Indeed, reading this passage, I was expecting the opposite polarity -- the generalization that your average American college student assumes that she's gonna live forever (I'm gonna learn how to fly!), where the her counterpart in Paris or Prague might be much more deeply engaged with Big Questions Of Existence.

If I were your editor, I might have steered you away from class in this discussion, too, if your audience included many Americans. First, American education remains very weak when it comes to Marxism, and even educated people who consider themselves Marxist often know very little about it. More important, though, is that class in the US remains enormously convoluted. It's convoluted everywhere now, of course, but in the US the convolution is normal and thoroughly internalized. We've always had rich and powerful people who were working class (Daniel Boone, U. S. Grant, Dick Nixon), elites with no money (Hannah Adams, Thoreau, your average professor), and an awful lot of interstitials. Where do you put Sam Goldwyn, Lauren Bacall, Groucho Marx, or Donald Trump? Where do Booker Washington, Jane Addams, Mary Lyon, or Damon Runyan fit? Fussell's book on _Class_ is lots of fun, though also aging. But it's hard to get this right, and easy to get things wrong in a way that would distract readers, much as this paragraph has distracted me!

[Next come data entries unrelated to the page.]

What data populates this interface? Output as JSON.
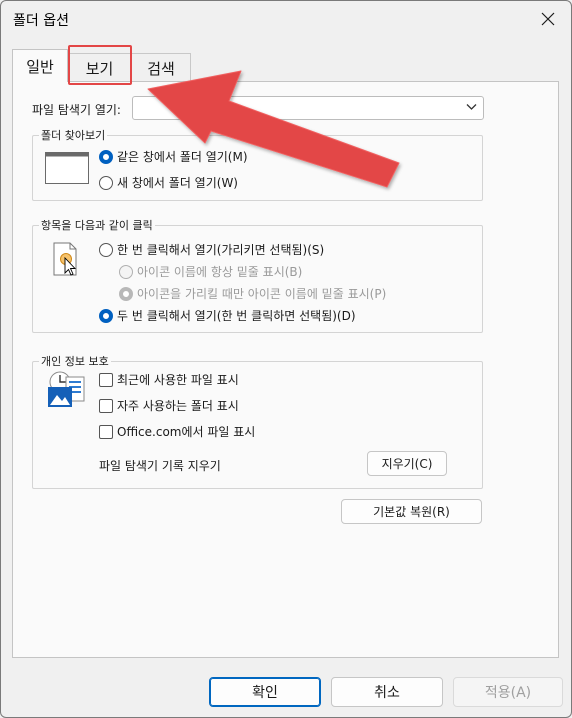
{
  "window": {
    "title": "폴더 옵션"
  },
  "tabs": [
    {
      "label": "일반",
      "active": true
    },
    {
      "label": "보기",
      "active": false
    },
    {
      "label": "검색",
      "active": false
    }
  ],
  "general": {
    "open_explorer_label": "파일 탐색기 열기:",
    "open_explorer_value": ""
  },
  "browse_folders": {
    "title": "폴더 찾아보기",
    "options": [
      {
        "label": "같은 창에서 폴더 열기(M)",
        "checked": true
      },
      {
        "label": "새 창에서 폴더 열기(W)",
        "checked": false
      }
    ]
  },
  "click_items": {
    "title": "항목을 다음과 같이 클릭",
    "single_click": "한 번 클릭해서 열기(가리키면 선택됨)(S)",
    "underline_always": "아이콘 이름에 항상 밑줄 표시(B)",
    "underline_hover": "아이콘을 가리킬 때만 아이콘 이름에 밑줄 표시(P)",
    "double_click": "두 번 클릭해서 열기(한 번 클릭하면 선택됨)(D)"
  },
  "privacy": {
    "title": "개인 정보 보호",
    "show_recent_files": "최근에 사용한 파일 표시",
    "show_frequent_folders": "자주 사용하는 폴더 표시",
    "show_office_files": "Office.com에서 파일 표시",
    "clear_history_label": "파일 탐색기 기록 지우기",
    "clear_button": "지우기(C)"
  },
  "restore_defaults": "기본값 복원(R)",
  "footer": {
    "ok": "확인",
    "cancel": "취소",
    "apply": "적용(A)"
  },
  "colors": {
    "accent": "#0060c0",
    "annotation": "#e34646"
  }
}
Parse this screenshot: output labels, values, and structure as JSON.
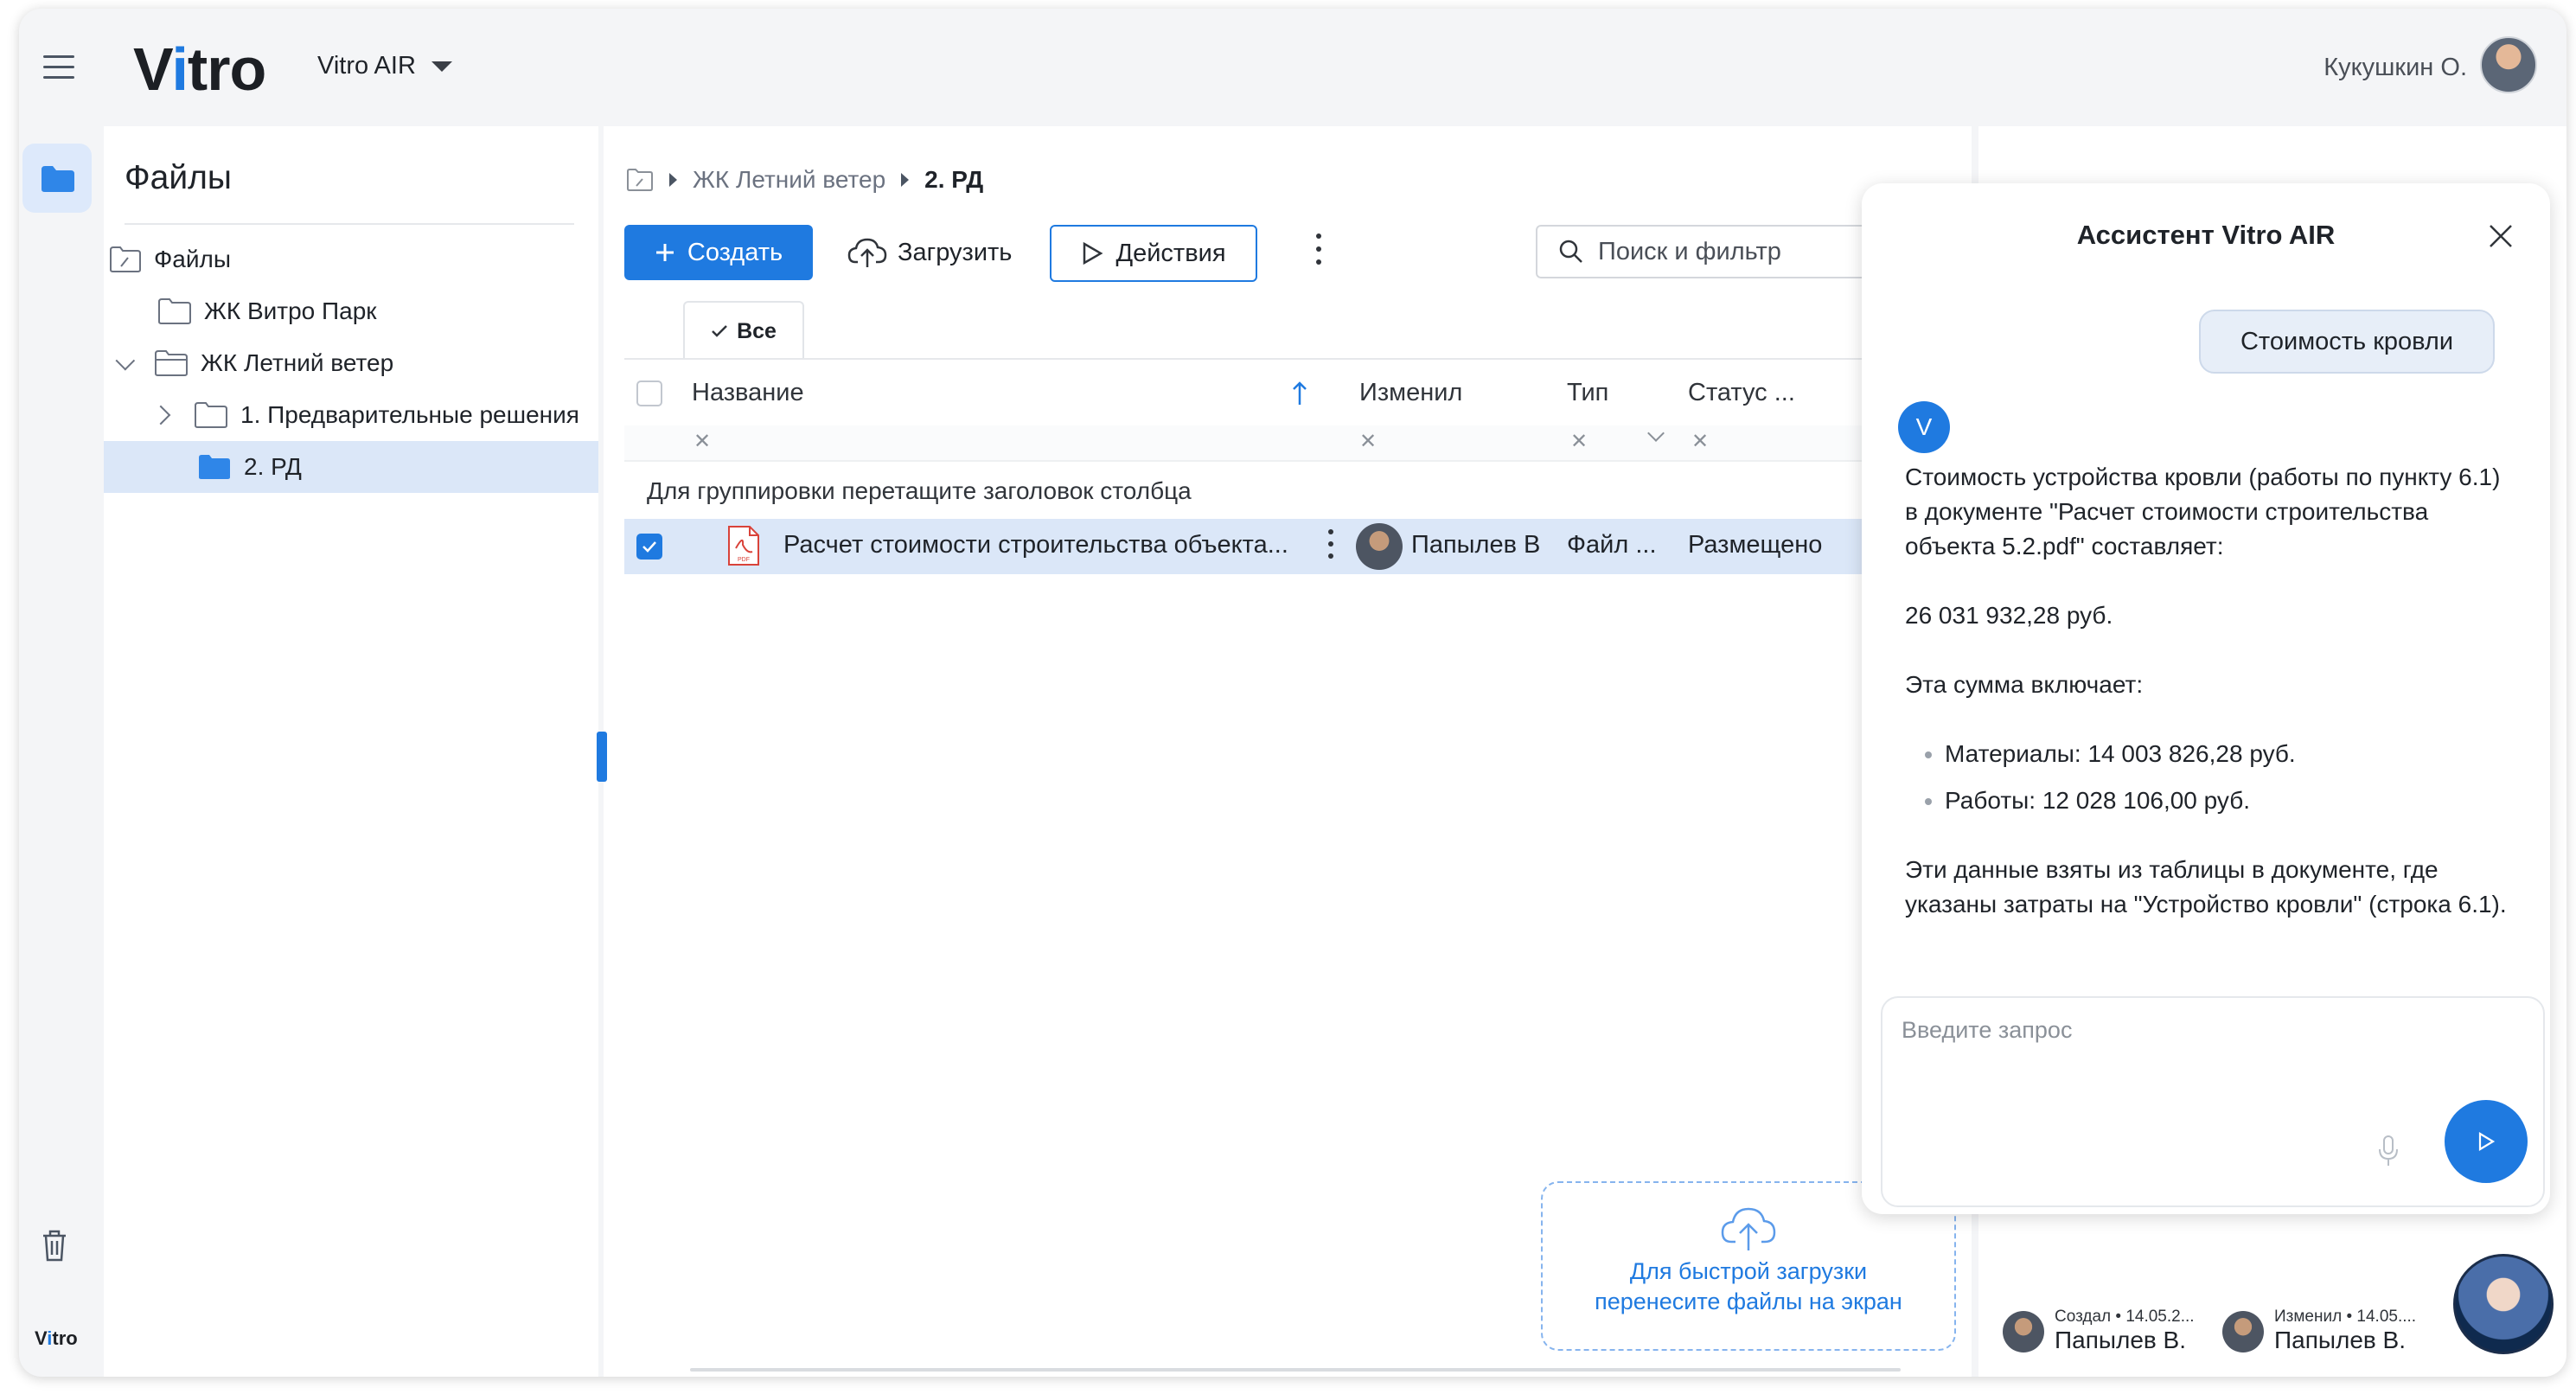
{
  "header": {
    "logo_pre": "V",
    "logo_i": "i",
    "logo_post": "tro",
    "project": "Vitro AIR",
    "user_name": "Кукушкин О."
  },
  "rail": {
    "bottom_logo_pre": "V",
    "bottom_logo_i": "i",
    "bottom_logo_post": "tro"
  },
  "tree": {
    "title": "Файлы",
    "items": [
      {
        "label": "Файлы"
      },
      {
        "label": "ЖК Витро Парк"
      },
      {
        "label": "ЖК Летний ветер"
      },
      {
        "label": "1. Предварительные решения"
      },
      {
        "label": "2. РД"
      }
    ]
  },
  "breadcrumb": {
    "parent": "ЖК Летний ветер",
    "current": "2. РД"
  },
  "toolbar": {
    "create": "Создать",
    "upload": "Загрузить",
    "actions": "Действия",
    "search_placeholder": "Поиск и фильтр"
  },
  "tabs": {
    "all": "Все"
  },
  "grid": {
    "columns": {
      "name": "Название",
      "changed": "Изменил",
      "type": "Тип",
      "status": "Статус ..."
    },
    "group_hint": "Для группировки перетащите заголовок столбца",
    "rows": [
      {
        "name": "Расчет стоимости строительства объекта...",
        "changed_by": "Папылев В",
        "type": "Файл ...",
        "status": "Размещено"
      }
    ]
  },
  "drop_zone": {
    "line1": "Для быстрой загрузки",
    "line2": "перенесите файлы на экран"
  },
  "right_panel": {
    "created_label": "Создал",
    "created_date": "14.05.2...",
    "created_by": "Папылев В.",
    "changed_label": "Изменил",
    "changed_date": "14.05....",
    "changed_by": "Папылев В."
  },
  "assistant": {
    "title": "Ассистент Vitro AIR",
    "user_message": "Стоимость кровли",
    "bot_initial": "V",
    "answer_intro": "Стоимость устройства кровли (работы по пункту 6.1) в документе \"Расчет стоимости строительства объекта 5.2.pdf\" составляет:",
    "answer_total": "26 031 932,28 руб.",
    "answer_includes": "Эта сумма включает:",
    "answer_items": [
      "Материалы: 14 003 826,28 руб.",
      "Работы: 12 028 106,00 руб."
    ],
    "answer_source": "Эти данные взяты из таблицы в документе, где указаны затраты на \"Устройство кровли\" (строка 6.1).",
    "input_placeholder": "Введите запрос"
  },
  "colors": {
    "accent": "#1f7ae0",
    "selection": "#dbe7f8",
    "background": "#f4f5f7"
  }
}
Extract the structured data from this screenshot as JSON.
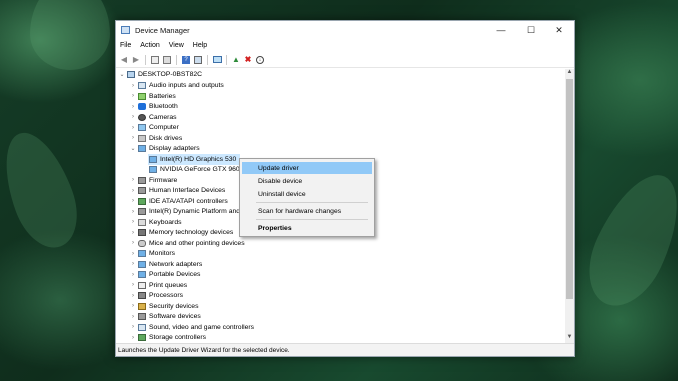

Torill said...

Mark, no, I never discussed fear of death with Americans. The researchers who wrote the article I refer to read the research which has been done on it, though. I did however note several other cultural differences. What it is accepted to talk about on the street and what is not. The way city centers are empty of anything but restaurants and liqouer stores. How nobody walks anywhere, and how it marks you as a freak if you do, causing people to stop and investigate. How children are never casually naked, and how the showers in gyms have individuals doors, so women won't see each others' naked bodies, hardly even removing the bathing suits to shower - while the Japanese are meticulous about scrubbing and drying and cleaning their naked bodies, and don't worry the least about being nude with other women.

All of these things are signs of other differences, fears and preferences, traditions and taboos. America isn't Europe, Europe isn't America, and to assume that research done on American first year students is universally valid is a problem.

As for class: don't assume class is simple in Europe, just because it's differently complex in the US. Each nationality has its own tradition and history, and class in Norway isn't class in Britain or in Germany. And I did change the article to suit the editors, I didn't refuse to adjust it just to suit my Scandinavian social democrat heart. But that is exactly the point: These things have different value and different meaning in different societies, and so we are back to the universally valid issue, again.